§ Description of the task: Once every line in the data below has been checked for "from", give the number of lines that hold it, and only that.

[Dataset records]
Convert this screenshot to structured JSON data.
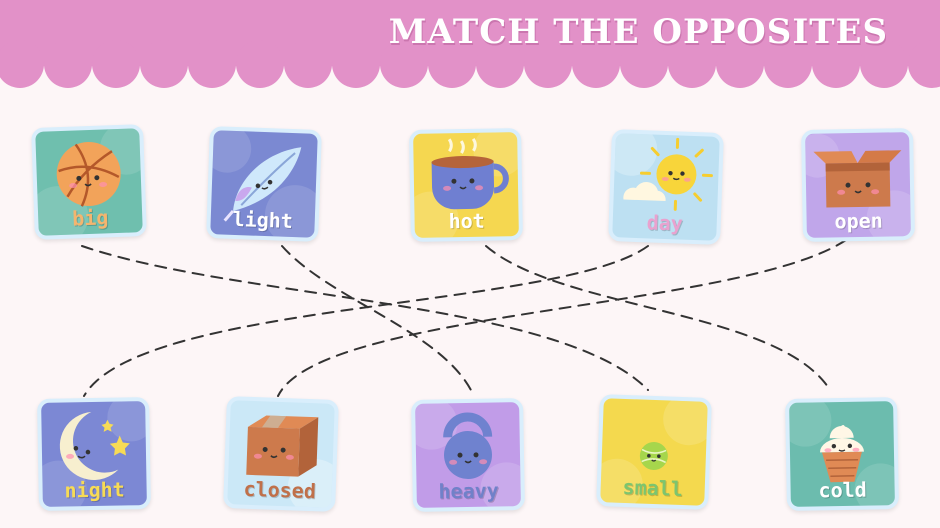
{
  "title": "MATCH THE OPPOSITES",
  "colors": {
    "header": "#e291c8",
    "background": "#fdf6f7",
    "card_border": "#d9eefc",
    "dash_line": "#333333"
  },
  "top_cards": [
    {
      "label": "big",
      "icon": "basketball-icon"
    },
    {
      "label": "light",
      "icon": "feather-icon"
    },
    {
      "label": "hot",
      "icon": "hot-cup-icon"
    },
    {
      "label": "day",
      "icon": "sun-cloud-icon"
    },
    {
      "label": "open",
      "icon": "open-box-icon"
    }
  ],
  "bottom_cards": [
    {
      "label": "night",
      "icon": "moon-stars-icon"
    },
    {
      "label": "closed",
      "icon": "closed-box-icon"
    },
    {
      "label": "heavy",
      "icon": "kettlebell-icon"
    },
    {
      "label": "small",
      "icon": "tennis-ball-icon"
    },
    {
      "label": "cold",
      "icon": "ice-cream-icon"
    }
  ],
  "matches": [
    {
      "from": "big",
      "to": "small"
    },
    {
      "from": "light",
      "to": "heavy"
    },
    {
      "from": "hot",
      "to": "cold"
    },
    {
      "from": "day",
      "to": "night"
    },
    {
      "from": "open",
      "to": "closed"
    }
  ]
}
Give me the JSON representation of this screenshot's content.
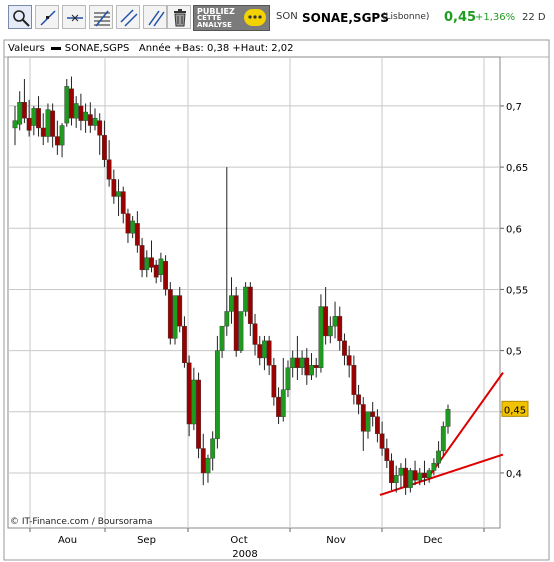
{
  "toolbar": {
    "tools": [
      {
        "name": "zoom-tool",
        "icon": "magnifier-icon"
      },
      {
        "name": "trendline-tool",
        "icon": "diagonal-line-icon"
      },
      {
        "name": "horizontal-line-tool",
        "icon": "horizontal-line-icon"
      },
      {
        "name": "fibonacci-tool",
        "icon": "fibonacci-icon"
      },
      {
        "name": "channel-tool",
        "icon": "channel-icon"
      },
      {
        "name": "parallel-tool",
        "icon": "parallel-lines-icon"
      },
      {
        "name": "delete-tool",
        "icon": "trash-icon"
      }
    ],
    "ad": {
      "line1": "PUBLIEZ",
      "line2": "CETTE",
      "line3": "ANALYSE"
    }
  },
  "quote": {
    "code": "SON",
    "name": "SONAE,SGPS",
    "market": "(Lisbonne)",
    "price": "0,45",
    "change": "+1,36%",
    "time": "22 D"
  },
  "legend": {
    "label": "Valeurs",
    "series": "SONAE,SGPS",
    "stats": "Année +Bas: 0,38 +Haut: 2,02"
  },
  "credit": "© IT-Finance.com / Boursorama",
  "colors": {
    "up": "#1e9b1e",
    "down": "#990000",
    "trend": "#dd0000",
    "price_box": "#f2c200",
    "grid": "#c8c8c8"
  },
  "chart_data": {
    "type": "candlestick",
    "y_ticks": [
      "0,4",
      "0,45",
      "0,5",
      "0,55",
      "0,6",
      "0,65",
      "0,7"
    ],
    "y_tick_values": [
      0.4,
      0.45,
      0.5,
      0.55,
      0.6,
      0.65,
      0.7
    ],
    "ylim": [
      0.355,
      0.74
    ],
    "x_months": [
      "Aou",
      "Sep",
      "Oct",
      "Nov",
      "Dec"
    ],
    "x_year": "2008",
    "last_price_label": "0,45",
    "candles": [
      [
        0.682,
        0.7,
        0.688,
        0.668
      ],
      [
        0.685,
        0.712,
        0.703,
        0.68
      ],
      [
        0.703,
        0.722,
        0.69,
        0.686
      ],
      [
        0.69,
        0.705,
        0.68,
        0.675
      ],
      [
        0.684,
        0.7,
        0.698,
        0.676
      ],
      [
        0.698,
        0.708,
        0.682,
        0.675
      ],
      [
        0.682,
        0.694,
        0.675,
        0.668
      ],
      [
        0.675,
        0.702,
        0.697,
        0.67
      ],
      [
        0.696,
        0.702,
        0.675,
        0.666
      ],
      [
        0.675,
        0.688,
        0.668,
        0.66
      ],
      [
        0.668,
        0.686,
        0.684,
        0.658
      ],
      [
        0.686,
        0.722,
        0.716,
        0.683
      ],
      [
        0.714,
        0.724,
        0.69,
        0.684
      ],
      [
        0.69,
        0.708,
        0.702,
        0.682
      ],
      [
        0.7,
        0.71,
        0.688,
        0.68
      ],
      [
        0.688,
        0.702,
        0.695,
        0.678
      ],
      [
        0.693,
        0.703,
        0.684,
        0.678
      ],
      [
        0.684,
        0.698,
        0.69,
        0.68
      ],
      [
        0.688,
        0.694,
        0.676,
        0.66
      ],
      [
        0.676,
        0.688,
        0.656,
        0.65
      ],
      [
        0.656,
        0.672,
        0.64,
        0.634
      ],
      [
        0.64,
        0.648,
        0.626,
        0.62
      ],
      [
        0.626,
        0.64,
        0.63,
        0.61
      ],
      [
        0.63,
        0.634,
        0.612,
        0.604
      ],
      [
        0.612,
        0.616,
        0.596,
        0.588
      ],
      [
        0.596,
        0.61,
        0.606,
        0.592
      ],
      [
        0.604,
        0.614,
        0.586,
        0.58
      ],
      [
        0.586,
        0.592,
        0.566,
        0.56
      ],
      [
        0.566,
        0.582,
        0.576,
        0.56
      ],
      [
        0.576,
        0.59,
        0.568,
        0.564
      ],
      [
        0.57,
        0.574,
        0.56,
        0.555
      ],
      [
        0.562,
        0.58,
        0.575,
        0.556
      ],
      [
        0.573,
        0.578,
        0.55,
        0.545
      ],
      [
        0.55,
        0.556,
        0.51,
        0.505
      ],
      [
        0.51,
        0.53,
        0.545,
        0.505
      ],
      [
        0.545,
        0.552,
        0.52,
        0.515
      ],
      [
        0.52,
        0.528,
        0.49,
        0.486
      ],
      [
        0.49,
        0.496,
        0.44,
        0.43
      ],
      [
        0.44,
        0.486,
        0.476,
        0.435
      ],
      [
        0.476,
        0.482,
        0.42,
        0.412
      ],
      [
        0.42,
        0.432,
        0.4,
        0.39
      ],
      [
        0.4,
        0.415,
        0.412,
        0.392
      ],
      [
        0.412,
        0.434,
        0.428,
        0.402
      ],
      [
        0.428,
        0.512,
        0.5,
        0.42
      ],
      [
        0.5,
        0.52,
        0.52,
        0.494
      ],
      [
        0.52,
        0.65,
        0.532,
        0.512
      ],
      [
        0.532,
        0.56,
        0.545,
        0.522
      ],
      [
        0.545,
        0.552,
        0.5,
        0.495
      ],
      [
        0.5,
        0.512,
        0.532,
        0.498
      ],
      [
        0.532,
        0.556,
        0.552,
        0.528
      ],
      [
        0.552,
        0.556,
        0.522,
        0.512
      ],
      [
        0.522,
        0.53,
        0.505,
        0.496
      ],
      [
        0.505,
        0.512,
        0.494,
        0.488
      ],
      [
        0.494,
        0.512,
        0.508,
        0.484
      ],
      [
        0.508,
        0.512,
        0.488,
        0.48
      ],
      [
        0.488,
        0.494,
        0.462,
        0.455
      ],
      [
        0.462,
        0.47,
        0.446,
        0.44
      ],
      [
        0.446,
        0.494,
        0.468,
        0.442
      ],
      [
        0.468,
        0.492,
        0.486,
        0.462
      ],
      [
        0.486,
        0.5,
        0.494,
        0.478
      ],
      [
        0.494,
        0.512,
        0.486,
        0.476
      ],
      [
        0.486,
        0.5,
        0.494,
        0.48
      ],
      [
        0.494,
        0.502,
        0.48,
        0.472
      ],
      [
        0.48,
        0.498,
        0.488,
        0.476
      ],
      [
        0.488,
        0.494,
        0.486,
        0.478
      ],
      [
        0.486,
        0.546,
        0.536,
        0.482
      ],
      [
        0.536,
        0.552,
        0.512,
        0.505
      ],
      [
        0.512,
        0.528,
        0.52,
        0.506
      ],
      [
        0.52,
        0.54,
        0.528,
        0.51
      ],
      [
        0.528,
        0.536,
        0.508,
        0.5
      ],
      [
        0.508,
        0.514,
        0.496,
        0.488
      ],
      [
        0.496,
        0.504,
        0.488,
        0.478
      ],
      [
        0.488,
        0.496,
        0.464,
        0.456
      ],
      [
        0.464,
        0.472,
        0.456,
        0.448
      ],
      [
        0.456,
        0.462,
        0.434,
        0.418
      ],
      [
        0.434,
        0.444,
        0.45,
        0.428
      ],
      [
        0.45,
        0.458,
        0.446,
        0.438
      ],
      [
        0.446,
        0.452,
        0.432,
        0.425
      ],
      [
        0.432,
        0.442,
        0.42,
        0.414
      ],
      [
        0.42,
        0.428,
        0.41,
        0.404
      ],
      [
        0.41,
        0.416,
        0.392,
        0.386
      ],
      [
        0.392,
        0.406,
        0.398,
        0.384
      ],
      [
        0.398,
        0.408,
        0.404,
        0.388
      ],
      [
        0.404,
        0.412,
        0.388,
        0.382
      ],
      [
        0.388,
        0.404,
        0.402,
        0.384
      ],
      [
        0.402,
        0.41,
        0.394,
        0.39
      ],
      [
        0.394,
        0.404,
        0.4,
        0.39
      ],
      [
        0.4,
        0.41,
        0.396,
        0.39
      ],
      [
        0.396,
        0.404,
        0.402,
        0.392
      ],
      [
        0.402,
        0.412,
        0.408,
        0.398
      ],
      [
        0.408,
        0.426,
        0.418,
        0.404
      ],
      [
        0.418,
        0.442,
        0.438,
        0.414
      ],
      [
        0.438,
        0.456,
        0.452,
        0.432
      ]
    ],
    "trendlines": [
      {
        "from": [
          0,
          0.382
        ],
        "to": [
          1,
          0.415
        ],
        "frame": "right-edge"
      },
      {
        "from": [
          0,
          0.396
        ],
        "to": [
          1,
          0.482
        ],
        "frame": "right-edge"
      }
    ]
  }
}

§ Solution: 7